G.R. No. 203335: February 18 2014

Topic: Cybercrime Prevention Act of 2012

FACTS: On September 12, 2012, the Cybercrime Prevention Act of 2012 was approved. The law aimed to address legal issues concerning online interactions and the Internet in the Philippines. It penalizes illegal acts done via the Internet that were not covered by old laws. However, the act received criticisms for its provision criminalizing libel, which is perceived to be a curtailment of the freedom of expression. Hence, consolidated petitions were filed before the Supreme Court to question the constitutionality of several provisions of the act. Focusing on the libel aspect, petitioners claim that the libel provisions of the Revised Penal Code and, in effect, the libel provisions of the cybercrime law carry with them the requirement of “presumed malice” even when the latest jurisprudence already replaces it with the higher standard of “actual malice” as a basis for conviction. Petitioners argue that inferring “presumed malice” from the accused’s defamatory statement by virtue of Article 354 of the penal code infringes on the constitutionally guaranteed freedom of expression.

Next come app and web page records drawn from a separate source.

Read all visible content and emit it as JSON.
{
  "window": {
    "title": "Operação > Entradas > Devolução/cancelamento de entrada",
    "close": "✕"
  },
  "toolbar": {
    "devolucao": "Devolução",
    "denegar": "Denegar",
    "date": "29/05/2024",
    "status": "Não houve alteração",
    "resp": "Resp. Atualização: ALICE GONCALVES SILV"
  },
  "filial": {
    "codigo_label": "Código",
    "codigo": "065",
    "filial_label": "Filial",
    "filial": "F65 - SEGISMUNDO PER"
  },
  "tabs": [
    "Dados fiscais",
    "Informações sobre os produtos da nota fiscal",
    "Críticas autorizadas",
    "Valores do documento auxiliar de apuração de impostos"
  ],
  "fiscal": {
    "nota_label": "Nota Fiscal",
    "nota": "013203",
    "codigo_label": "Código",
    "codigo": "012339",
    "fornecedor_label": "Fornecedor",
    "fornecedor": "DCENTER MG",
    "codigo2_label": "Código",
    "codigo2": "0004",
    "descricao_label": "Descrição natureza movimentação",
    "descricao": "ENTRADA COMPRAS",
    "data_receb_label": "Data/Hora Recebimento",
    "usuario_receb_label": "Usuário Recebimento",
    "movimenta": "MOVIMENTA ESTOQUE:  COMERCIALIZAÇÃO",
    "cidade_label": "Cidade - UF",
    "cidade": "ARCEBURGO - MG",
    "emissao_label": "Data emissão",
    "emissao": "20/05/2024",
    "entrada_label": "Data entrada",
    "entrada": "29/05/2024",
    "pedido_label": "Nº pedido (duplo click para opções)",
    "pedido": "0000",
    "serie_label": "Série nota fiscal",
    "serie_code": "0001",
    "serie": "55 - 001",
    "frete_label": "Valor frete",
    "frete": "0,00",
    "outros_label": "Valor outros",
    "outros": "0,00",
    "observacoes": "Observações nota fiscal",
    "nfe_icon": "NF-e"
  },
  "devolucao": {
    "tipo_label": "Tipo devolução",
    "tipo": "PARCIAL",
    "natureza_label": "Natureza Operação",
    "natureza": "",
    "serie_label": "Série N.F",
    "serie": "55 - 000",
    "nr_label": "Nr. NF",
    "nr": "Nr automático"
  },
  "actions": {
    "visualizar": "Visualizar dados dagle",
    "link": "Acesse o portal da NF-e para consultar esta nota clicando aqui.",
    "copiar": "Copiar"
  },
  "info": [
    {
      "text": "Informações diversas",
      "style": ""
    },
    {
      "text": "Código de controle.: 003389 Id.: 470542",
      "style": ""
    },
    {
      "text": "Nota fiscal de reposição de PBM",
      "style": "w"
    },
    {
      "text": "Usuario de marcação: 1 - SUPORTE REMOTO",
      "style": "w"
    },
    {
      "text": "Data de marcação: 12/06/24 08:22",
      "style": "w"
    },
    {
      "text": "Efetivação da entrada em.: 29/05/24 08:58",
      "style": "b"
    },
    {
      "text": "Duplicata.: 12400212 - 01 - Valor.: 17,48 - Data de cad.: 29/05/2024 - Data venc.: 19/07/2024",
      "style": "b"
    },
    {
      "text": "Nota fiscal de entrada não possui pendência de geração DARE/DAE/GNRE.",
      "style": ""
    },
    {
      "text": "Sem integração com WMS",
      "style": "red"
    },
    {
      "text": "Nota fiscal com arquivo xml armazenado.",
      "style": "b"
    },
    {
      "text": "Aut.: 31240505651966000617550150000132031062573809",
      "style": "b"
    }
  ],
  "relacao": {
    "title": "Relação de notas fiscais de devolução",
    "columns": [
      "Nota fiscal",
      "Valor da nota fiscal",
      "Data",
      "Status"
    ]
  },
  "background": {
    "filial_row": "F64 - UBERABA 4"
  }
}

  1. Whether or not Section 4(c)(4) on Cyber-Libel, insofar as it penalizes the author of the libelous statement or article, is constitutional?


  1. Yes. Section 4(c)(4) on Cyber-Libel is constitutional. The Court ruled that Section 4(c)(4) penalizing online libel is valid and constitutional with respect to the original author of the post; but void and unconstitutional with respect to others who simply receive the post and react to it. It explained that libel is not a constitutionally protected speech and that the government has an obligation to protect private individuals from defamation. Indeed, cyberlibel is actually not a new crime since Article 353, in relation to Article 355 of the penal code, already punishes it. In effect, Section 4(c)(4) above merely affirms that online defamation constitutes “similar means” for committing libel. But the Courts acquiescence goes only insofar as the cybercrime law penalizes the author of the libelous statement or article. Cyberlibel brings with it certain intricacies, unheard of when the penal code provisions on libel were enacted. The culture associated with internet media is distinct from that of print.  The internet is characterized as encouraging a freewheeling, anything-goes writing style. In a sense, they are a world apart in terms of quickness of the readers reaction to defamatory statements posted in cyberspace, facilitated by one-click reply options offered by the networking site as well as by the speed with which such reactions are disseminated down the line to other internet users.